● BRIEF: For each line below with the word "review", write out a copy.

Website and app data records
========================

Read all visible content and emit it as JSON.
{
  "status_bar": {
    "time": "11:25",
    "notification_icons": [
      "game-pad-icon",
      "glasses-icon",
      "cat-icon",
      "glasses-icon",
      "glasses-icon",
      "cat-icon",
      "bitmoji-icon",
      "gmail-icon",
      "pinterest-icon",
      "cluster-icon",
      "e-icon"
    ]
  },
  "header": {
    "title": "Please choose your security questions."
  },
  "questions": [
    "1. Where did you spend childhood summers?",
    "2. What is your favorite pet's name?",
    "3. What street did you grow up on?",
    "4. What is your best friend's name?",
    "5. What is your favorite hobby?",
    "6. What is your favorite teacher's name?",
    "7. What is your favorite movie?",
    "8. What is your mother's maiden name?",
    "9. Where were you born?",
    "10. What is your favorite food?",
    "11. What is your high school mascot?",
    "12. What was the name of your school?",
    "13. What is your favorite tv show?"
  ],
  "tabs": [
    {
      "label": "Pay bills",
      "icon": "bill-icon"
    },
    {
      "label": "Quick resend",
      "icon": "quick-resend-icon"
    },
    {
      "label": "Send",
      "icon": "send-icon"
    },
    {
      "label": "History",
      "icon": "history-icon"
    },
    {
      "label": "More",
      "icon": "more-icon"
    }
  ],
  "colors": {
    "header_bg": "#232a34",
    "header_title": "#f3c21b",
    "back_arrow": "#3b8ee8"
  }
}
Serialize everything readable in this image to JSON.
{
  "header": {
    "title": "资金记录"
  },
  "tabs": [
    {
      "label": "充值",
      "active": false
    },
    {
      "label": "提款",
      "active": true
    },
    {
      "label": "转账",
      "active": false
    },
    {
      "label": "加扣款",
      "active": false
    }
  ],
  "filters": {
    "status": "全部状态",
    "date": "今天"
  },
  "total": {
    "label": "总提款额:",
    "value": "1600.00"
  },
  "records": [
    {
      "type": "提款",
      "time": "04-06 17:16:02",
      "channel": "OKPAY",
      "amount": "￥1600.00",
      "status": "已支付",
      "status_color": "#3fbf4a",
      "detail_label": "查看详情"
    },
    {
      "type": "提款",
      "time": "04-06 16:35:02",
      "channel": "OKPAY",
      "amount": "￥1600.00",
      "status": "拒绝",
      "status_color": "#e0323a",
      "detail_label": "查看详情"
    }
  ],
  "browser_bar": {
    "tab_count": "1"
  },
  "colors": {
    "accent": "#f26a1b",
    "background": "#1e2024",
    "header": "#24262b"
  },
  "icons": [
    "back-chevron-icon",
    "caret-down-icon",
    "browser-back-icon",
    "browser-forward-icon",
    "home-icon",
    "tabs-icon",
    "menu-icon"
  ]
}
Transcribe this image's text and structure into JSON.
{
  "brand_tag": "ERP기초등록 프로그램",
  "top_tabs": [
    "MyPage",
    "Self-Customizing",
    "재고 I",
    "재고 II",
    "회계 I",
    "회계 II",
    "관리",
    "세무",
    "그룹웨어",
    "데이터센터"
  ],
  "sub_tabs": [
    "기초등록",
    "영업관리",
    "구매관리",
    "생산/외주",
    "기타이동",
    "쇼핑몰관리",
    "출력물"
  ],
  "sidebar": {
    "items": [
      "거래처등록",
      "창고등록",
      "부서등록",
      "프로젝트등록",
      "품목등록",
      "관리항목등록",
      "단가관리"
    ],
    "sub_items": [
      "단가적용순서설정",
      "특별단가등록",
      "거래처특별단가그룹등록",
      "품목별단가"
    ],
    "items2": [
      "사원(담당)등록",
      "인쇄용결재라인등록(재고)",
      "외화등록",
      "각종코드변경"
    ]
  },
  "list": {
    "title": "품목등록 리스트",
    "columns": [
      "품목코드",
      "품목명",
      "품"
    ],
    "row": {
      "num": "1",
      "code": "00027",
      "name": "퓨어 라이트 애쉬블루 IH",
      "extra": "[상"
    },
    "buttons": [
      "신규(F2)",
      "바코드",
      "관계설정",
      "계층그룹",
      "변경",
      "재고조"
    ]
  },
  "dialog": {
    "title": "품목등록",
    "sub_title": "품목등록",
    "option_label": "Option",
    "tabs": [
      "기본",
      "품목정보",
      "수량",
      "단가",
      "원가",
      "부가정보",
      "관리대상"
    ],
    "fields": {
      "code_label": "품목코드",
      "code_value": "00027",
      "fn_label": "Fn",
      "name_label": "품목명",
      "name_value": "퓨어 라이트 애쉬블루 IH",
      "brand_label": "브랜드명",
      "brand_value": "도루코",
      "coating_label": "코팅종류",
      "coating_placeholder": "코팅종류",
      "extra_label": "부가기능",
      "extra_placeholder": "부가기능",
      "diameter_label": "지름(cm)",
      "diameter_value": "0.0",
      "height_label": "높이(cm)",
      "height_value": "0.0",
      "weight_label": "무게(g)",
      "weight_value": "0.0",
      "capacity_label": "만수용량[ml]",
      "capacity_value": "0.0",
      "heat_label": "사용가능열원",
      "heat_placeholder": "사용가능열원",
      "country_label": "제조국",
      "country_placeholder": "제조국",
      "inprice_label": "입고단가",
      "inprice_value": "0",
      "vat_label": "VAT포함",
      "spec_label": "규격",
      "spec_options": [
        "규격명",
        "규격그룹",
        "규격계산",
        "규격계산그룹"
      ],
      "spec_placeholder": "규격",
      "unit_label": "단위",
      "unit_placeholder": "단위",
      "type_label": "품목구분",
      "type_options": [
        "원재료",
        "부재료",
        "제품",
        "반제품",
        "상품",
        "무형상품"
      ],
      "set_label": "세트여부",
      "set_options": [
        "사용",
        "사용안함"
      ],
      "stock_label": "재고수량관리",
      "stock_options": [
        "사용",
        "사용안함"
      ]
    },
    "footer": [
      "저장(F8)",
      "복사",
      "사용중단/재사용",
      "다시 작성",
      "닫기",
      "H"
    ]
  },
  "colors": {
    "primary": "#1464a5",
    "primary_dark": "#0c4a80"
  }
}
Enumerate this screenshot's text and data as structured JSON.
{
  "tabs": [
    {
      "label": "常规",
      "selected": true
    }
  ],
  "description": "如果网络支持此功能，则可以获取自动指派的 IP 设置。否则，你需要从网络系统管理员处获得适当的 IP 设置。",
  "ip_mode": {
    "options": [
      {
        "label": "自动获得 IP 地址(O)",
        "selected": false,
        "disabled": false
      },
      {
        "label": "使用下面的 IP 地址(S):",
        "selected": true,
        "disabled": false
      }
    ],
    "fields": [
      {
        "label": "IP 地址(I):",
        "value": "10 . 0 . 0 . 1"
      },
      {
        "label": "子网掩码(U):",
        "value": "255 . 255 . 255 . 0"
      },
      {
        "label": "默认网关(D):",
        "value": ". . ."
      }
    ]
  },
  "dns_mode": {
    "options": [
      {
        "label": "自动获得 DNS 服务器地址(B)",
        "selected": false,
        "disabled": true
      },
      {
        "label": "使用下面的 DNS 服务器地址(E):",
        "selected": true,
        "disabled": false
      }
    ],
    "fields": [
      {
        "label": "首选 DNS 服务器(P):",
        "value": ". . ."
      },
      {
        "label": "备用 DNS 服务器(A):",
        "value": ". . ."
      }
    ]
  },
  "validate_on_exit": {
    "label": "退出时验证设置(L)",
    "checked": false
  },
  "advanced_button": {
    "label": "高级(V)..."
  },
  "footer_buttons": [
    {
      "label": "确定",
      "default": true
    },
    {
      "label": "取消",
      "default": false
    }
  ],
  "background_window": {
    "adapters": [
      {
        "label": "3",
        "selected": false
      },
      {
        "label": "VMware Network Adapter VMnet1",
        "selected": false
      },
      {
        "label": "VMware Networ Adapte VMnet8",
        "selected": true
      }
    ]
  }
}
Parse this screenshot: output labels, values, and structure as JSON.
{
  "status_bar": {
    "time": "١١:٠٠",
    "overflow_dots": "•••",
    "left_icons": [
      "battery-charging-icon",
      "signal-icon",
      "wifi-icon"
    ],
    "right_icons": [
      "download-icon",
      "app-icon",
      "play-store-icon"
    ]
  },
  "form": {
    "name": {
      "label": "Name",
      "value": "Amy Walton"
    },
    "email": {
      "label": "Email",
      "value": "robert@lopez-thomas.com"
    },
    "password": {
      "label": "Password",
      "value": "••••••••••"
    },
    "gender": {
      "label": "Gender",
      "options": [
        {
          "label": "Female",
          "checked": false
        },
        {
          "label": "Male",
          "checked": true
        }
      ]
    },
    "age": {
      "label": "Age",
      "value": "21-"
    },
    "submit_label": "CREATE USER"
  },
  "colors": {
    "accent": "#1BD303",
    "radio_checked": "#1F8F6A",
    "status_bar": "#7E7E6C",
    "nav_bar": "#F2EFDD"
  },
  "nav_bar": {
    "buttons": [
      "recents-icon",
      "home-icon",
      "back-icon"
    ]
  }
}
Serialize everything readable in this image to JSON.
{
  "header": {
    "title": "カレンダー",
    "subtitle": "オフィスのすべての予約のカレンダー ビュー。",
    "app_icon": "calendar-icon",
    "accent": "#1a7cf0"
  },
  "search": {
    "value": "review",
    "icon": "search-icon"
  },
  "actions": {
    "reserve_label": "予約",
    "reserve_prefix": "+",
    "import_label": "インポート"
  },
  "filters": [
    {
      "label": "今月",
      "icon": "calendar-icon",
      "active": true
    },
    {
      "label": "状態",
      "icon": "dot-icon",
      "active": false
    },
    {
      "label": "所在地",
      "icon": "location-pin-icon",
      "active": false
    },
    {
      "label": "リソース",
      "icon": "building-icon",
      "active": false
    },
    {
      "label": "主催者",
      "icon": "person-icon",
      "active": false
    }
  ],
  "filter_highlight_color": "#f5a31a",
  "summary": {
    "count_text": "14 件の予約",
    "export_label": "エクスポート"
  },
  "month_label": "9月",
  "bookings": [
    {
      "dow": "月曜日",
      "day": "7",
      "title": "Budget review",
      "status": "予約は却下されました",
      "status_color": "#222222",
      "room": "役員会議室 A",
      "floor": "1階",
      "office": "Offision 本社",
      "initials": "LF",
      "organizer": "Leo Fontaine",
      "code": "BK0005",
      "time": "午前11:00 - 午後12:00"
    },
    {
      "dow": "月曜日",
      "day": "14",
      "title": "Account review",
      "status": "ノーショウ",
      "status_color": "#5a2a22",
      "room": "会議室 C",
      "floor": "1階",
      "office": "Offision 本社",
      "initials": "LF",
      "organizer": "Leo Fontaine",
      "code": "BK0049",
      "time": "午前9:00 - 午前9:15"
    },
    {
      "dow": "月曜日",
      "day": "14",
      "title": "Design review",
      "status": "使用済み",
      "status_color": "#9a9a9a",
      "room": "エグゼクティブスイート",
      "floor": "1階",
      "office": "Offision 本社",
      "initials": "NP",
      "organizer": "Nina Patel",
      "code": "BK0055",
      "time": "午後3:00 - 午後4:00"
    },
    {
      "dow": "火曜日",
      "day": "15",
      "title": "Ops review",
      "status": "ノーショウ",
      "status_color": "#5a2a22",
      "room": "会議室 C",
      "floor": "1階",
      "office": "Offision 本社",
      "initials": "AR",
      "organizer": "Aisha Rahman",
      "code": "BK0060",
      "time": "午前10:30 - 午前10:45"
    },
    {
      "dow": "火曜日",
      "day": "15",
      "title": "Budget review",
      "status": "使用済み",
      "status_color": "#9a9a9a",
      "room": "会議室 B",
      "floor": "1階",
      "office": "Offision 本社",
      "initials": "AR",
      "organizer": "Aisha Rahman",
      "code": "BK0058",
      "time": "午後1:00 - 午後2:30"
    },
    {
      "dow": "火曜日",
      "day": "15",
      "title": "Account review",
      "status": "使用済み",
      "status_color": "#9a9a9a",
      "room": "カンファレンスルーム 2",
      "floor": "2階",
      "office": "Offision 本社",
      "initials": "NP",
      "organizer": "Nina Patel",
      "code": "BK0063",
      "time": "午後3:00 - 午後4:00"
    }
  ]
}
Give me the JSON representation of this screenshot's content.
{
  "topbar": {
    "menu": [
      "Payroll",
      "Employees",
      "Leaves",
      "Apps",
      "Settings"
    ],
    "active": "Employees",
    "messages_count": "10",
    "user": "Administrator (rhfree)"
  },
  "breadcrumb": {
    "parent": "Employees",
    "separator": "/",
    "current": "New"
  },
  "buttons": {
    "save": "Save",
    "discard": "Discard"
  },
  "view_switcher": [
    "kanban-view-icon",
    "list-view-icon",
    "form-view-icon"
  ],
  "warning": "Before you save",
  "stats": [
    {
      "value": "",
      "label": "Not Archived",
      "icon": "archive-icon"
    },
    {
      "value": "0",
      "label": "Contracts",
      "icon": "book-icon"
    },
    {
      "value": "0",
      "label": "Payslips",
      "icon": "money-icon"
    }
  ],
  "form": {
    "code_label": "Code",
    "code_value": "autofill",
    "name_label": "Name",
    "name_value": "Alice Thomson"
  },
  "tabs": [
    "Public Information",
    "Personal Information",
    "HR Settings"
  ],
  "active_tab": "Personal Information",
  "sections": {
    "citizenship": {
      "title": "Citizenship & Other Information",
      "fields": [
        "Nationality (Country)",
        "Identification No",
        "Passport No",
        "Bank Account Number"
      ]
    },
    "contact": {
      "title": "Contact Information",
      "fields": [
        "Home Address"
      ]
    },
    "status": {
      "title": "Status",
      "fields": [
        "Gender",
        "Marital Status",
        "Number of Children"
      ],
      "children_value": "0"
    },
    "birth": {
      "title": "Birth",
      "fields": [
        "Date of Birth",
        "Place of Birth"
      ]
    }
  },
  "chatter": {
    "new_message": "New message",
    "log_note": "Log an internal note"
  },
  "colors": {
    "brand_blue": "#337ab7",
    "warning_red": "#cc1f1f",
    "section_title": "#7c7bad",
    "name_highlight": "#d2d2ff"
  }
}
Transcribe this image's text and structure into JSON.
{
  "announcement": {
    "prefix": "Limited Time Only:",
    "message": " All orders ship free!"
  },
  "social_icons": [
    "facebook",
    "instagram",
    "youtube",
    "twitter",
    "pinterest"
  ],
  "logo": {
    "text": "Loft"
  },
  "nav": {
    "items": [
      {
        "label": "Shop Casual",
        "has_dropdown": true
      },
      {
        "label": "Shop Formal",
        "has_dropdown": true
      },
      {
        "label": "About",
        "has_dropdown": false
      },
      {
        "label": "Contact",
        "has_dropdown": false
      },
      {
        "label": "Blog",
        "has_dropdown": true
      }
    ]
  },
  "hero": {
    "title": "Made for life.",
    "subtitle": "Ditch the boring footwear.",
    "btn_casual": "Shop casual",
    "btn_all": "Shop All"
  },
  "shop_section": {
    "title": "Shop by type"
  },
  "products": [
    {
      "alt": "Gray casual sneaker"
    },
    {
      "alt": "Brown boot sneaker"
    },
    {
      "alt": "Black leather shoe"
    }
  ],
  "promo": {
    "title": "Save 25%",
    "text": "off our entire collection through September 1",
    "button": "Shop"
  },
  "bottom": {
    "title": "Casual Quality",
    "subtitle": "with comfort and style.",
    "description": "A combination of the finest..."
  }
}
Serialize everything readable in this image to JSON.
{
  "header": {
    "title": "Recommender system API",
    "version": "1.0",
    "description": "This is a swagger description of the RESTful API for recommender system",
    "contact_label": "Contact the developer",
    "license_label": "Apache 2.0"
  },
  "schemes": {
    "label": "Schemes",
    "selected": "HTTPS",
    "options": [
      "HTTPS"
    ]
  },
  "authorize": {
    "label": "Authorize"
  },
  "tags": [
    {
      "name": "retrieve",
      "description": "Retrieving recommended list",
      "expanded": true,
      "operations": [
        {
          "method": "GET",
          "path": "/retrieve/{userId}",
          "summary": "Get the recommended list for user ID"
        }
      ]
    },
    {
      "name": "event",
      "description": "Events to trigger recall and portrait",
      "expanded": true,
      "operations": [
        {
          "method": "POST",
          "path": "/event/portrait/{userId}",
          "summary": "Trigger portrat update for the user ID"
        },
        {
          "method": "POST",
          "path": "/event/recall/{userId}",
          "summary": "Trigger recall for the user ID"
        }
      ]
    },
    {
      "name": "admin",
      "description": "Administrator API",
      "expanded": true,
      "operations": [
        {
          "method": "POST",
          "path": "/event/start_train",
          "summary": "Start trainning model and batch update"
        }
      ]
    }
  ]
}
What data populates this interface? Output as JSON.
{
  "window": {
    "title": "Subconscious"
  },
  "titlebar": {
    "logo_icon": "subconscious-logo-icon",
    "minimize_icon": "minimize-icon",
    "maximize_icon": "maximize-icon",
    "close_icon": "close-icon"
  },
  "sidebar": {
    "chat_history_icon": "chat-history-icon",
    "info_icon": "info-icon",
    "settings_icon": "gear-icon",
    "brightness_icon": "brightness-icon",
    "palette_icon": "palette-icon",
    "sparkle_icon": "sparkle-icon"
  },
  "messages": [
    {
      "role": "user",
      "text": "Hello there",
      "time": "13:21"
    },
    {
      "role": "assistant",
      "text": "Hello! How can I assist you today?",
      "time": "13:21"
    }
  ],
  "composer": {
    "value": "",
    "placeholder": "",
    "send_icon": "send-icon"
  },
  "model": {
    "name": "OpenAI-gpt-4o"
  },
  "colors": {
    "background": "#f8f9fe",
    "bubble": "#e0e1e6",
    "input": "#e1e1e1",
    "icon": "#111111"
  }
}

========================

● SOLUTION FOR THIS PROBLEM:
    "value": "review",
      "title": "Budget review",
      "title": "Account review",
      "title": "Design review",
      "title": "Ops review",
      "title": "Budget review",
      "title": "Account review",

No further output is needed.